Small changes in gravity measurements over a region help scientists determine geological structures in the subsurface. The instrument is sensitive to subtle changes in gravity that can be associated with the density of different rock types.

The measurement locations will cover the region where earthquake activity has occurred since September 2010, including some locations in the Port Hills.

The gravity data will augment information from a seismic survey of Christchurch currently being undertaken by the University of Canterbury and its Canadian associates. The seismic data will enable scientists to map faults that may be hidden under hundreds of meters of gravels and sediments.

A third leg of the research will involve an aerial survey of Christchurch to measure magnetic variations in the subsurface.

This is likely to involve a light aircraft flying on a grid pattern and carrying sophisticated magnetic measuring equipment.

The fourth and final leg of the project is detailed analysis of all the aftershocks. GNS Science has been undertaking this work since September 2010. The analysis helps scientists understand the size and orientation of the faults under Canterbury. The work is taking place under contract to the Canterbury Earthquake Recovery Authority and the Ministry of Civil Defence and Emergency Management. Both organisations will use the data, along with other information, to help with planning and rebuilding decisions.

END


© Scoop Media

 
 
 
 
 
Business Headlines | Sci-Tech Headlines

 

Pre-Budget: Computer Emergency Response Team, Assemble!

John Key told the country's first ever Cyber Security Summit in Auckland that the government had earmarked funding set up a national Computer Emergency Response Team to help prevent and act on cyber incidents in partnership with the private sector and other organisations. More>>

ALSO:

Job Cutter Goes: Mark Weldon To Step Down As MediaWorks CEO

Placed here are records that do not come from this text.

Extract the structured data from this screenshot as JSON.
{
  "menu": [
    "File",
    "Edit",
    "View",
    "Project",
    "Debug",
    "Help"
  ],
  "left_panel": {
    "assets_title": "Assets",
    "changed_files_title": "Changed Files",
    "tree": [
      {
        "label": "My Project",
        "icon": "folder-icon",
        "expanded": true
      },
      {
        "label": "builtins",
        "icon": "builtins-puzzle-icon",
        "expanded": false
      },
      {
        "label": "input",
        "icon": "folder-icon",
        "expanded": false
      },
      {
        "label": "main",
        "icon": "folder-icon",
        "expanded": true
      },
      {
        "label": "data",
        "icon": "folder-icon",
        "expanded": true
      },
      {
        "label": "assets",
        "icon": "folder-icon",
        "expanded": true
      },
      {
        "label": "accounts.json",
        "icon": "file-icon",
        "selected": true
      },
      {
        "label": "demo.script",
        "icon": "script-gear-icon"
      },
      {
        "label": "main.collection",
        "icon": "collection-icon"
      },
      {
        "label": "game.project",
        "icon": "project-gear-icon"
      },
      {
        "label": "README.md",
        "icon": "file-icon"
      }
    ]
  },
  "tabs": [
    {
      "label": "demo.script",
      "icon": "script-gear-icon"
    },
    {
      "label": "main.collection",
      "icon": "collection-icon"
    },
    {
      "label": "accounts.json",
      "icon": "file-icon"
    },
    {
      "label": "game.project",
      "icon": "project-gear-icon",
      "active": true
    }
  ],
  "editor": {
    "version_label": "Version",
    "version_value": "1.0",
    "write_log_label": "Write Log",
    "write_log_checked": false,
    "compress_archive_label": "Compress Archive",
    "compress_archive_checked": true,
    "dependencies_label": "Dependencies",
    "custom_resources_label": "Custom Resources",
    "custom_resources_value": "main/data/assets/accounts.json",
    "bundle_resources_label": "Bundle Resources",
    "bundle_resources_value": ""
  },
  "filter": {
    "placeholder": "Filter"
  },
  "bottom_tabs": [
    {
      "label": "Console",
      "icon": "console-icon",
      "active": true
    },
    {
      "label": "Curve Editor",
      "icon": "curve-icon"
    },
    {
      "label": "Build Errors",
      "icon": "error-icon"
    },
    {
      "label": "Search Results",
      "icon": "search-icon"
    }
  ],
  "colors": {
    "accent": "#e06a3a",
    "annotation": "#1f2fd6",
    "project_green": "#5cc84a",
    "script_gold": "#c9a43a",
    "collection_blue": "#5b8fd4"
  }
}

“When I joined MediaWorks in August 2014, I had a mandate to lead a significant change programme to bring the business back from receivership into a position where it could once again be a strong competitor in the market, with a sound and sustainable future. It was a big brief, laden with inherent challenges, but I took it in good faith and have dedicated myself fully to the goal since." More>>

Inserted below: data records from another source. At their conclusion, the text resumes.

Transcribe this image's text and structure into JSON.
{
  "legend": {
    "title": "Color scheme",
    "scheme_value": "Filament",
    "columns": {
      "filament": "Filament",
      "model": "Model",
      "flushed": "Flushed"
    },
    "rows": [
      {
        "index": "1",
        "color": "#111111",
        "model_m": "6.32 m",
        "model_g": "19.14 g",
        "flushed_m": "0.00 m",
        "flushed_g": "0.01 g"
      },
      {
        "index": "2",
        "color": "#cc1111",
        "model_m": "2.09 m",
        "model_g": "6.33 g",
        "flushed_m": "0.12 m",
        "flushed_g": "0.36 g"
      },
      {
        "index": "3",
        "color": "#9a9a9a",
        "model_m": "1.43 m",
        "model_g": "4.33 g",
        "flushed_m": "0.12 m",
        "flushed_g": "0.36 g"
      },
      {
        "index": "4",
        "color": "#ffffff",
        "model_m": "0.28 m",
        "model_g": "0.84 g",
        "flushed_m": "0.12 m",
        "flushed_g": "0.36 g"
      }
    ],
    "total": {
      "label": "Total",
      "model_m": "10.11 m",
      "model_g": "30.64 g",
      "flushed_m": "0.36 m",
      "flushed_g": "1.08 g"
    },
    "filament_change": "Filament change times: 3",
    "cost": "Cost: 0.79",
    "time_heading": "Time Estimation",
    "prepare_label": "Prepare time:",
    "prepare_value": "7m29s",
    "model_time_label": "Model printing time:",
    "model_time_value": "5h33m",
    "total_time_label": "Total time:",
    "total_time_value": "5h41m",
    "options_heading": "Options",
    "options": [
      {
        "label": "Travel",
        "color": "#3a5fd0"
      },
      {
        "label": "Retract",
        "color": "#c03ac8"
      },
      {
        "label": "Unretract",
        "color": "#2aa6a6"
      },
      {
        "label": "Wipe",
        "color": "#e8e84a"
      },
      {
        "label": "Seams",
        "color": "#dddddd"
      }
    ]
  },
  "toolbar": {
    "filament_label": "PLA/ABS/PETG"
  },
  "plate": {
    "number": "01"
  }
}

ALSO:

Must Sell 20 Petrol Stations: Z Cleared To Buy Caltex Assets

Z Energy is allowed to buy the Caltex and Challenge! petrol station chains but must sell 19 of its retail sites and one truck-stop, the Commerce Commission has ruled in a split decision that acknowledges possible retail price coordination between fuel retailers occurs in some regions. More>>

ALSO:

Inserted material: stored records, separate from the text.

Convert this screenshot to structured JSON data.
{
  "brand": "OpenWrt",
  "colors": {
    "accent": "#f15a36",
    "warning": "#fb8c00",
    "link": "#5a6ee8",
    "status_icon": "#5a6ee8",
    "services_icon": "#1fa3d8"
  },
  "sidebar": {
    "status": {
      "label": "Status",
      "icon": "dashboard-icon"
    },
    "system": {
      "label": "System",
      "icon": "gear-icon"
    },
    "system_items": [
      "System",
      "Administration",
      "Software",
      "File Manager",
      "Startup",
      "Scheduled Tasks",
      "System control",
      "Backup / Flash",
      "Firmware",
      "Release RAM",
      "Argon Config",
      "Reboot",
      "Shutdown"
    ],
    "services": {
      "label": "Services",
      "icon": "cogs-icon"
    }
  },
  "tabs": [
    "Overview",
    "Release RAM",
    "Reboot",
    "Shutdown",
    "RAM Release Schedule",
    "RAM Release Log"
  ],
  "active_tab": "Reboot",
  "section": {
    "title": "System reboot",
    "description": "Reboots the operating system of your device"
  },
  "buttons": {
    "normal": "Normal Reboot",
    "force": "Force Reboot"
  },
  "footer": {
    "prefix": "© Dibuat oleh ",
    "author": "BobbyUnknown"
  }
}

Huntly: Genesis Extends Life Of Coal-Fuelled Power Station To 2022

Genesis Energy will keep its two coal and gas-fired units at Huntly Power Station operating until 2022, having previously said they'd be closed by 2018, after wringing a high price from other electricity generators who wanted to keep them as back-up. More>>

ALSO:

Dammed If You Do: Ruataniwha Irrigation Scheme Hits Farmer Uptake Targets

Enough Hawke's Bay farmers have signed up for water from the proposed Ruataniwha Water Storage Scheme for it to go ahead as long as a cornerstone institutional capital investor can be found to back it, its regional council promoter announced. More>>

ALSO:

Reserve Bank: OCR Stays At 2.25%

Reserve Bank governor Graeme Wheeler kept the official cash rate at 2.25 percent, in a decision traders had said could go either way, while predicting inflation will pick up as the slump in oil prices washes out of the data and capacity pressures start to build in the economy. More>>

ALSO:

Get More From Scoop

 
 
 
 
 
 
 
 
 
Sci-Tech
Search Scoop  
 
 
Powered by Vodafone
NZ independent news